* [WHAT IS EXPECTED] Return every line of the data that contains the string "image".

* [STORED DATA]

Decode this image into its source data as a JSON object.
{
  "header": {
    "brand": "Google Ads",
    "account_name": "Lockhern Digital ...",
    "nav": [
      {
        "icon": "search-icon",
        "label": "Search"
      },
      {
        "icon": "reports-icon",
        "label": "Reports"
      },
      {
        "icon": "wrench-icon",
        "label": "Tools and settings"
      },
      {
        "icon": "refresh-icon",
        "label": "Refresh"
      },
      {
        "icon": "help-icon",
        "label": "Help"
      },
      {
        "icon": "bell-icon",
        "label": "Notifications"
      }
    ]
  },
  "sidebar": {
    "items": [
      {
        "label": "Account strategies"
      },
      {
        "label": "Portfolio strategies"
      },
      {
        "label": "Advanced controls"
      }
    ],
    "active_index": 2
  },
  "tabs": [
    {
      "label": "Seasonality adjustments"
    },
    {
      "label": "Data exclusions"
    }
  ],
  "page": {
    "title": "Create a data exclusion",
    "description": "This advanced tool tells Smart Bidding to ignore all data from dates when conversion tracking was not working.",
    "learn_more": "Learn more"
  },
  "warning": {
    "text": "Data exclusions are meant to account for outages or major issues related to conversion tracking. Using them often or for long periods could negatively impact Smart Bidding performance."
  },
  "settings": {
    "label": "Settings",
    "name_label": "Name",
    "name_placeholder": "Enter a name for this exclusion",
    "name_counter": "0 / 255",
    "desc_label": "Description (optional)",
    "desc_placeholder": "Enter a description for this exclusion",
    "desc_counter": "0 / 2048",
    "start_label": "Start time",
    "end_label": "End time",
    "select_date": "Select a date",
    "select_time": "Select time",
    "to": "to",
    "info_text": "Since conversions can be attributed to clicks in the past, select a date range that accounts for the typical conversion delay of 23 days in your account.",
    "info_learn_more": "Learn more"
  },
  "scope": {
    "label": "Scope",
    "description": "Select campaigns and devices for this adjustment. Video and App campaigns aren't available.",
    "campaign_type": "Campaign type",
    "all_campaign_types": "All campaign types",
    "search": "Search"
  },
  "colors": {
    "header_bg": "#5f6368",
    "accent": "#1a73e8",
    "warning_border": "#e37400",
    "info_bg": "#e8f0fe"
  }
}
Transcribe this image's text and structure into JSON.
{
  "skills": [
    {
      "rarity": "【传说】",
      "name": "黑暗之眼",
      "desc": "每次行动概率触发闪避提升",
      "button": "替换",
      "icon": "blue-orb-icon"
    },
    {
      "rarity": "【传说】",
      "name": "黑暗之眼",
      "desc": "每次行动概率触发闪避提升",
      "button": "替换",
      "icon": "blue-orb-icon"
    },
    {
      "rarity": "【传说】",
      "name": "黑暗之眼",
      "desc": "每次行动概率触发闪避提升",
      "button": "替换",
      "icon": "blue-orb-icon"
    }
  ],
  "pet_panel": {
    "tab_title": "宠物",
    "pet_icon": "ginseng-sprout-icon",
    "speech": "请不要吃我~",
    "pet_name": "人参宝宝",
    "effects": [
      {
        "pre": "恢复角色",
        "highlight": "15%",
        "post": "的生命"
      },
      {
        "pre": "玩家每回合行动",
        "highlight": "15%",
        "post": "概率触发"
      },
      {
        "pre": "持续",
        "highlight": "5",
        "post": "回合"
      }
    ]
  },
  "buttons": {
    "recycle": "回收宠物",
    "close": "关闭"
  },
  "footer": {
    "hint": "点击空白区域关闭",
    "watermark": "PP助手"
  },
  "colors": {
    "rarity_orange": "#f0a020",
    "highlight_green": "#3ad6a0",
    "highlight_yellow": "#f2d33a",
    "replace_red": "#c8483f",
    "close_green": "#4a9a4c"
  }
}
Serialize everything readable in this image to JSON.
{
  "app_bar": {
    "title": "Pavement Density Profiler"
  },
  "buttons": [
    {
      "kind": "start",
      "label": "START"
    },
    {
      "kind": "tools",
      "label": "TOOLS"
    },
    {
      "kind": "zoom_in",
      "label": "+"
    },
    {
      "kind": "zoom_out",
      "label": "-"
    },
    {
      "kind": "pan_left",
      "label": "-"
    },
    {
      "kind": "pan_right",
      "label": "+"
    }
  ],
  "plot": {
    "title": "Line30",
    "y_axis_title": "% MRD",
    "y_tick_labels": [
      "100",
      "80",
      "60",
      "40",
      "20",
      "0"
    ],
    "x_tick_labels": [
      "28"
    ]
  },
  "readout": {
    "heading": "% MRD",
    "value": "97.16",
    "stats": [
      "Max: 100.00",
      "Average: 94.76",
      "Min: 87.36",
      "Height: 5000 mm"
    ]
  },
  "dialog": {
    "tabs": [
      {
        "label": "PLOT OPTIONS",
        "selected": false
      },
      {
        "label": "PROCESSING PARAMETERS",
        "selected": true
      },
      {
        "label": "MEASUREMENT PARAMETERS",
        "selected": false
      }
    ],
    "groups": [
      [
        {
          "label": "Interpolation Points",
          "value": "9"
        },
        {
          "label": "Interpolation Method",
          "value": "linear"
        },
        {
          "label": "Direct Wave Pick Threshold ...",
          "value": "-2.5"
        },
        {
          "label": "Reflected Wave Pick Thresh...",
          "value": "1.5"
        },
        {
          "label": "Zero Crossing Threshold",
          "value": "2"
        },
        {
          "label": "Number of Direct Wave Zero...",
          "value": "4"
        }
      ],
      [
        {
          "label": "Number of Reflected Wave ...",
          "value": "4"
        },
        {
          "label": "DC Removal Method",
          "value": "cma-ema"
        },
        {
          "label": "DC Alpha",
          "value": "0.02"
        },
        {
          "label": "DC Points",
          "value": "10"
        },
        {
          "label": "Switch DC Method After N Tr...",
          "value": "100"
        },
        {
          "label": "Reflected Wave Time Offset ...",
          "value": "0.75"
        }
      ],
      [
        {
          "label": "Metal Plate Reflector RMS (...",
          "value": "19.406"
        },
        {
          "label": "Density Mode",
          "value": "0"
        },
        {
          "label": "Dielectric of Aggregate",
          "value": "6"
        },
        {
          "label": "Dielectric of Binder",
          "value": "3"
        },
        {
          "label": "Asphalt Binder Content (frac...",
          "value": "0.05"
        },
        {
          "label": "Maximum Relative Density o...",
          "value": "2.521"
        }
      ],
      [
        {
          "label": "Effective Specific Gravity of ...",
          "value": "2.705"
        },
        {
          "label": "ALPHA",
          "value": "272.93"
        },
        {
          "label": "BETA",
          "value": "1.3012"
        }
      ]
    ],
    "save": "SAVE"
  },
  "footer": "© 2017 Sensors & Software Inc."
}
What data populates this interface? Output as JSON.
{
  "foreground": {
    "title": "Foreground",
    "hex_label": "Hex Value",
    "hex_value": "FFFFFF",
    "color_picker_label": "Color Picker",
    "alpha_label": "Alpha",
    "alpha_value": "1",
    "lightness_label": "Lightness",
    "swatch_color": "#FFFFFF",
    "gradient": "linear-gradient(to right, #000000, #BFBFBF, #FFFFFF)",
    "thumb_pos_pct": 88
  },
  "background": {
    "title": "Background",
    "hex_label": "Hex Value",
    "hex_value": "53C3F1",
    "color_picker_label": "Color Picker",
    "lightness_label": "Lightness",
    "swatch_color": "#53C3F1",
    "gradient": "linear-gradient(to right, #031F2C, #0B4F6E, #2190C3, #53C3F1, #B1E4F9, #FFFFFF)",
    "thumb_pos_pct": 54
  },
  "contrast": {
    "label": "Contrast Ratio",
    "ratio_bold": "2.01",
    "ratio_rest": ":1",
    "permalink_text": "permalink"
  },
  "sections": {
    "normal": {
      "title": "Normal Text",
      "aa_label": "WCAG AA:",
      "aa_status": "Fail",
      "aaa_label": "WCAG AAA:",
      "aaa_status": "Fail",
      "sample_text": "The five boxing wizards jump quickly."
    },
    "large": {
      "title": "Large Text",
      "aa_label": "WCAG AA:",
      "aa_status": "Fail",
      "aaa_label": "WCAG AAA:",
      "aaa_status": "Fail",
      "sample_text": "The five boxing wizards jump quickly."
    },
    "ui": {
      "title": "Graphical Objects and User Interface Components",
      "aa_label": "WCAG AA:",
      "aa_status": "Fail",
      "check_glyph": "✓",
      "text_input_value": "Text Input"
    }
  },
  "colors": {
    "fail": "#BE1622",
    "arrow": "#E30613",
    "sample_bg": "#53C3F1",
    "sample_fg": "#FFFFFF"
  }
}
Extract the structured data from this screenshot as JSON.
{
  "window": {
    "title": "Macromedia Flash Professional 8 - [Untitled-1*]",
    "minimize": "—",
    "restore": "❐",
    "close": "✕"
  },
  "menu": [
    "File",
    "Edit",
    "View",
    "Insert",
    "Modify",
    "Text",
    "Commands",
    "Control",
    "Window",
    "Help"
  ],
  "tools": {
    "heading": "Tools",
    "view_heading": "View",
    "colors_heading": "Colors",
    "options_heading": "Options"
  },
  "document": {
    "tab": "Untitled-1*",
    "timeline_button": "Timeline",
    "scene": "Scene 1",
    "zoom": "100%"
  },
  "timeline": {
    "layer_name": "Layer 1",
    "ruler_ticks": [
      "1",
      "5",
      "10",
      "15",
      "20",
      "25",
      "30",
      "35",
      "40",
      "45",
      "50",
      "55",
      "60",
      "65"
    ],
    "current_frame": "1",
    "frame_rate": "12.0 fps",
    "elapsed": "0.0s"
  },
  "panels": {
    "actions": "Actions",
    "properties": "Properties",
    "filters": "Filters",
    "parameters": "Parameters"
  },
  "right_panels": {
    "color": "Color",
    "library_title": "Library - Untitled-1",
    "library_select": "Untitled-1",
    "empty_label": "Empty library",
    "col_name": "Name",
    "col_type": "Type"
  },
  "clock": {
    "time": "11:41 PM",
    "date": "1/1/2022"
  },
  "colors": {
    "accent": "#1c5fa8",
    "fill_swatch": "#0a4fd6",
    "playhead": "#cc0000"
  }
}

* [WORKED SOLUTION]
Decode this image into its source data as a JSON object.
Transcribe this image's text and structure into JSON.
Serialize everything readable in this image to JSON.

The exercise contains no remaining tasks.